_Requirement:_
Your task is to copy every line below that contains the word "icon".

START Given records

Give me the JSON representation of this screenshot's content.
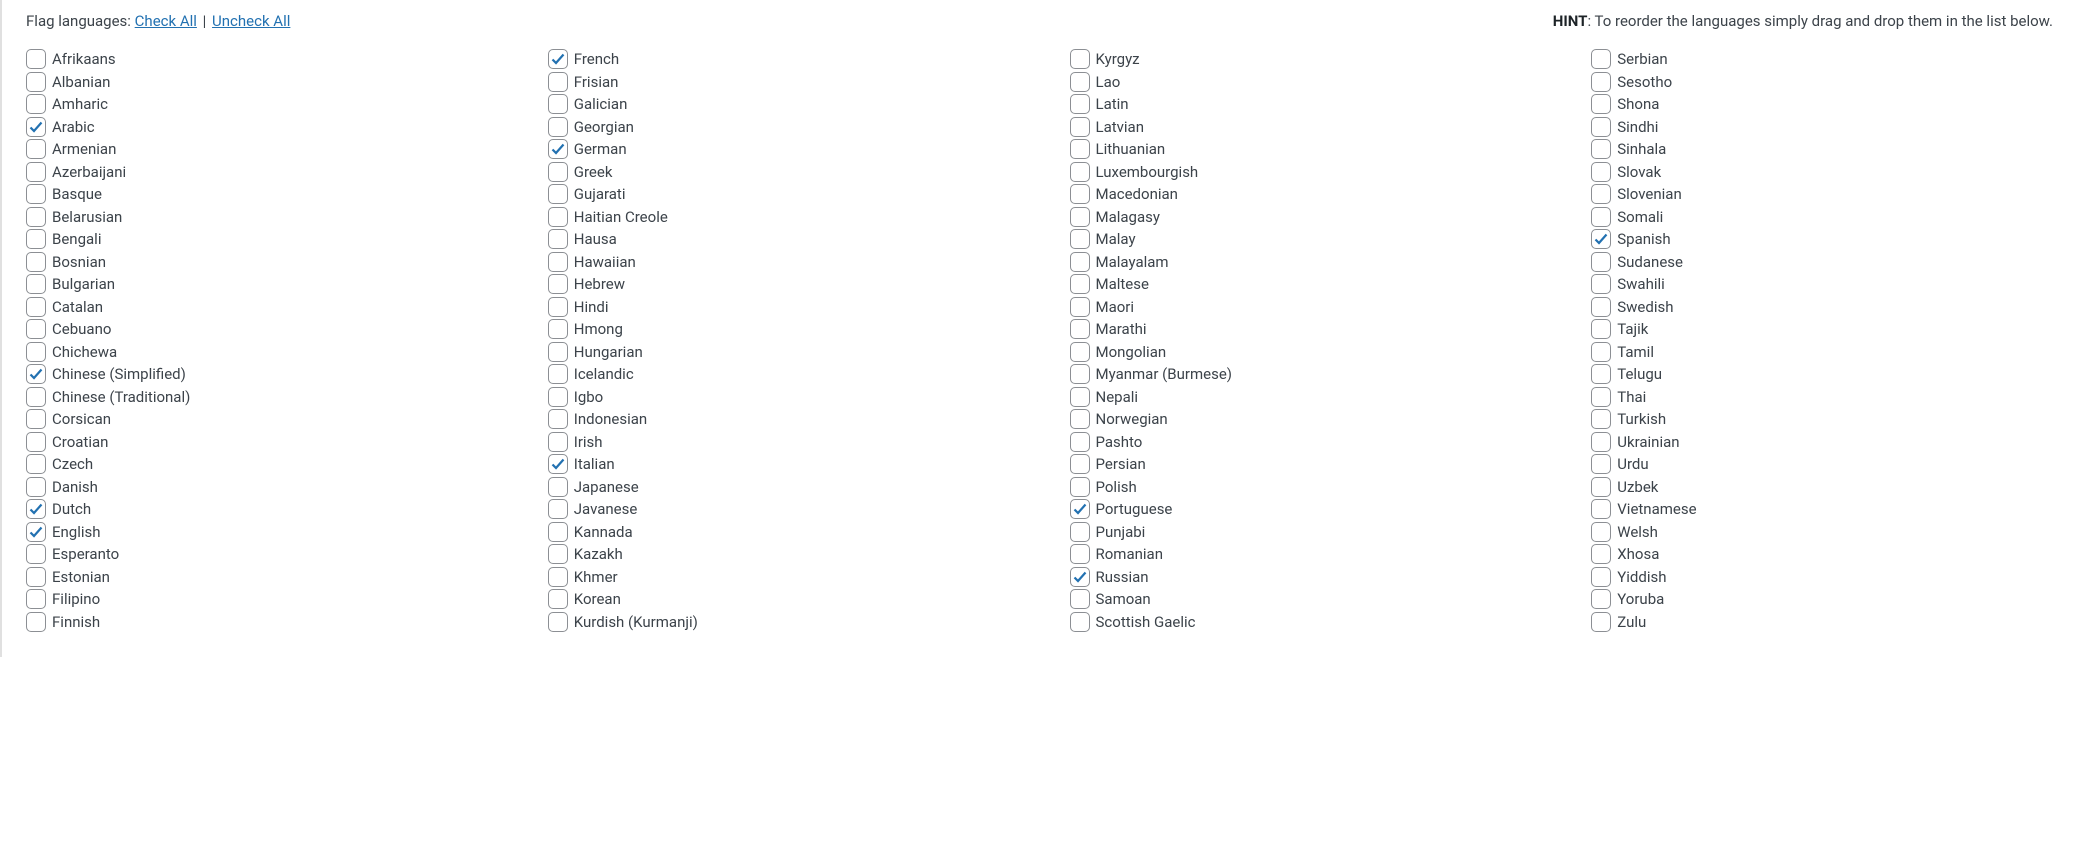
{
  "header": {
    "flagLanguagesLabel": "Flag languages:",
    "checkAllLabel": "Check All",
    "uncheckAllLabel": "Uncheck All",
    "divider": "|",
    "hintLabel": "HINT",
    "hintText": ": To reorder the languages simply drag and drop them in the list below."
  },
  "columns": [
    [
      {
        "label": "Afrikaans",
        "checked": false
      },
      {
        "label": "Albanian",
        "checked": false
      },
      {
        "label": "Amharic",
        "checked": false
      },
      {
        "label": "Arabic",
        "checked": true
      },
      {
        "label": "Armenian",
        "checked": false
      },
      {
        "label": "Azerbaijani",
        "checked": false
      },
      {
        "label": "Basque",
        "checked": false
      },
      {
        "label": "Belarusian",
        "checked": false
      },
      {
        "label": "Bengali",
        "checked": false
      },
      {
        "label": "Bosnian",
        "checked": false
      },
      {
        "label": "Bulgarian",
        "checked": false
      },
      {
        "label": "Catalan",
        "checked": false
      },
      {
        "label": "Cebuano",
        "checked": false
      },
      {
        "label": "Chichewa",
        "checked": false
      },
      {
        "label": "Chinese (Simplified)",
        "checked": true
      },
      {
        "label": "Chinese (Traditional)",
        "checked": false
      },
      {
        "label": "Corsican",
        "checked": false
      },
      {
        "label": "Croatian",
        "checked": false
      },
      {
        "label": "Czech",
        "checked": false
      },
      {
        "label": "Danish",
        "checked": false
      },
      {
        "label": "Dutch",
        "checked": true
      },
      {
        "label": "English",
        "checked": true
      },
      {
        "label": "Esperanto",
        "checked": false
      },
      {
        "label": "Estonian",
        "checked": false
      },
      {
        "label": "Filipino",
        "checked": false
      },
      {
        "label": "Finnish",
        "checked": false
      }
    ],
    [
      {
        "label": "French",
        "checked": true
      },
      {
        "label": "Frisian",
        "checked": false
      },
      {
        "label": "Galician",
        "checked": false
      },
      {
        "label": "Georgian",
        "checked": false
      },
      {
        "label": "German",
        "checked": true
      },
      {
        "label": "Greek",
        "checked": false
      },
      {
        "label": "Gujarati",
        "checked": false
      },
      {
        "label": "Haitian Creole",
        "checked": false
      },
      {
        "label": "Hausa",
        "checked": false
      },
      {
        "label": "Hawaiian",
        "checked": false
      },
      {
        "label": "Hebrew",
        "checked": false
      },
      {
        "label": "Hindi",
        "checked": false
      },
      {
        "label": "Hmong",
        "checked": false
      },
      {
        "label": "Hungarian",
        "checked": false
      },
      {
        "label": "Icelandic",
        "checked": false
      },
      {
        "label": "Igbo",
        "checked": false
      },
      {
        "label": "Indonesian",
        "checked": false
      },
      {
        "label": "Irish",
        "checked": false
      },
      {
        "label": "Italian",
        "checked": true
      },
      {
        "label": "Japanese",
        "checked": false
      },
      {
        "label": "Javanese",
        "checked": false
      },
      {
        "label": "Kannada",
        "checked": false
      },
      {
        "label": "Kazakh",
        "checked": false
      },
      {
        "label": "Khmer",
        "checked": false
      },
      {
        "label": "Korean",
        "checked": false
      },
      {
        "label": "Kurdish (Kurmanji)",
        "checked": false
      }
    ],
    [
      {
        "label": "Kyrgyz",
        "checked": false
      },
      {
        "label": "Lao",
        "checked": false
      },
      {
        "label": "Latin",
        "checked": false
      },
      {
        "label": "Latvian",
        "checked": false
      },
      {
        "label": "Lithuanian",
        "checked": false
      },
      {
        "label": "Luxembourgish",
        "checked": false
      },
      {
        "label": "Macedonian",
        "checked": false
      },
      {
        "label": "Malagasy",
        "checked": false
      },
      {
        "label": "Malay",
        "checked": false
      },
      {
        "label": "Malayalam",
        "checked": false
      },
      {
        "label": "Maltese",
        "checked": false
      },
      {
        "label": "Maori",
        "checked": false
      },
      {
        "label": "Marathi",
        "checked": false
      },
      {
        "label": "Mongolian",
        "checked": false
      },
      {
        "label": "Myanmar (Burmese)",
        "checked": false
      },
      {
        "label": "Nepali",
        "checked": false
      },
      {
        "label": "Norwegian",
        "checked": false
      },
      {
        "label": "Pashto",
        "checked": false
      },
      {
        "label": "Persian",
        "checked": false
      },
      {
        "label": "Polish",
        "checked": false
      },
      {
        "label": "Portuguese",
        "checked": true
      },
      {
        "label": "Punjabi",
        "checked": false
      },
      {
        "label": "Romanian",
        "checked": false
      },
      {
        "label": "Russian",
        "checked": true
      },
      {
        "label": "Samoan",
        "checked": false
      },
      {
        "label": "Scottish Gaelic",
        "checked": false
      }
    ],
    [
      {
        "label": "Serbian",
        "checked": false
      },
      {
        "label": "Sesotho",
        "checked": false
      },
      {
        "label": "Shona",
        "checked": false
      },
      {
        "label": "Sindhi",
        "checked": false
      },
      {
        "label": "Sinhala",
        "checked": false
      },
      {
        "label": "Slovak",
        "checked": false
      },
      {
        "label": "Slovenian",
        "checked": false
      },
      {
        "label": "Somali",
        "checked": false
      },
      {
        "label": "Spanish",
        "checked": true
      },
      {
        "label": "Sudanese",
        "checked": false
      },
      {
        "label": "Swahili",
        "checked": false
      },
      {
        "label": "Swedish",
        "checked": false
      },
      {
        "label": "Tajik",
        "checked": false
      },
      {
        "label": "Tamil",
        "checked": false
      },
      {
        "label": "Telugu",
        "checked": false
      },
      {
        "label": "Thai",
        "checked": false
      },
      {
        "label": "Turkish",
        "checked": false
      },
      {
        "label": "Ukrainian",
        "checked": false
      },
      {
        "label": "Urdu",
        "checked": false
      },
      {
        "label": "Uzbek",
        "checked": false
      },
      {
        "label": "Vietnamese",
        "checked": false
      },
      {
        "label": "Welsh",
        "checked": false
      },
      {
        "label": "Xhosa",
        "checked": false
      },
      {
        "label": "Yiddish",
        "checked": false
      },
      {
        "label": "Yoruba",
        "checked": false
      },
      {
        "label": "Zulu",
        "checked": false
      }
    ]
  ]
}
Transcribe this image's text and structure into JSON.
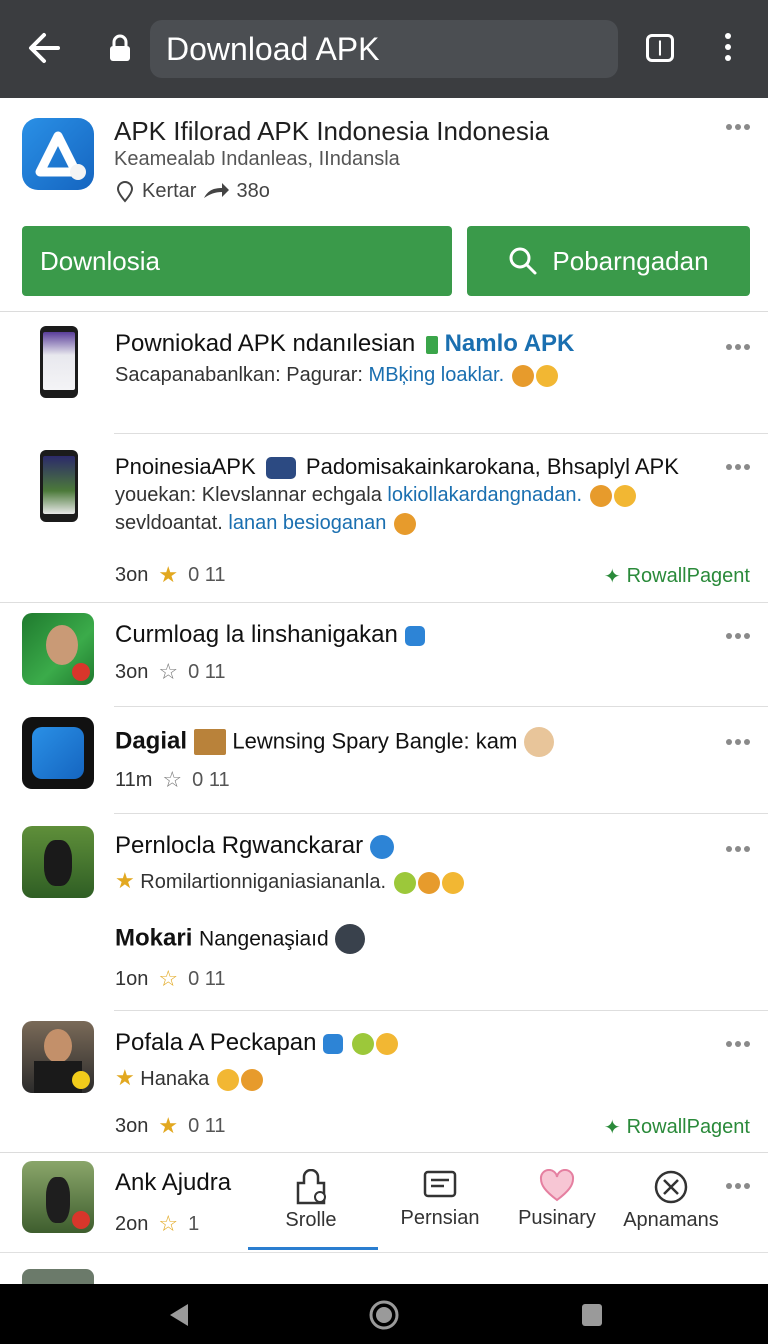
{
  "browser": {
    "url": "Download APK"
  },
  "app": {
    "title": "APK Ifilorad APK Indonesia Indonesia",
    "subtitle": "Keamealab Indanleas, IIndansla",
    "location": "Kertar",
    "count": "38o",
    "download_label": "Downlosia",
    "search_label": "Pobarngadan"
  },
  "feed": [
    {
      "title": "Powniokad APK ndanılesian",
      "title_tag": "Namlo APK",
      "line1_a": "Sacapanabanlkan: Pagurar:",
      "line1_b": "MBķing loaklar."
    },
    {
      "title": "PnoinesiaAPK",
      "title_rest": "Padomisakainkarokana, Bhsaplyl APK",
      "line1_a": "youekan: Klevslannar echgala",
      "line1_b": "lokiollakardangnadan.",
      "line2_a": "sevldoantat.",
      "line2_b": "lanan besioganan",
      "time": "3on",
      "rating": "0 11",
      "tag": "RowallPagent"
    },
    {
      "title": "Curmloag la linshanigakan",
      "time": "3on",
      "rating": "0 11"
    },
    {
      "title": "Dagial",
      "title_rest": "Lewnsing Spary Bangle: kam",
      "time": "11m",
      "rating": "0 11"
    },
    {
      "title": "Pernlocla Rgwanckarar",
      "line1": "Romilartionniganiasiananla.",
      "subtitle": "Mokari",
      "subtitle_rest": "Nangenaşiaıd",
      "time": "1on",
      "rating": "0 11"
    },
    {
      "title": "Pofala A Peckapan",
      "line1": "Hanaka",
      "time": "3on",
      "rating": "0 11",
      "tag": "RowallPagent"
    },
    {
      "title": "Ank Ajudra",
      "time": "2on",
      "rating": "1"
    }
  ],
  "bottom_tabs": [
    {
      "label": "Srolle",
      "icon": "bag-icon"
    },
    {
      "label": "Pernsian",
      "icon": "message-icon"
    },
    {
      "label": "Pusinary",
      "icon": "heart-icon"
    },
    {
      "label": "Apnamans",
      "icon": "compass-icon"
    }
  ],
  "colors": {
    "topbar": "#3b3d40",
    "green": "#3a9a4a",
    "blue_link": "#1a6fb0",
    "accent": "#2a7ed0"
  }
}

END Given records

_Response:_
      "icon": "bag-icon"
      "icon": "message-icon"
      "icon": "heart-icon"
      "icon": "compass-icon"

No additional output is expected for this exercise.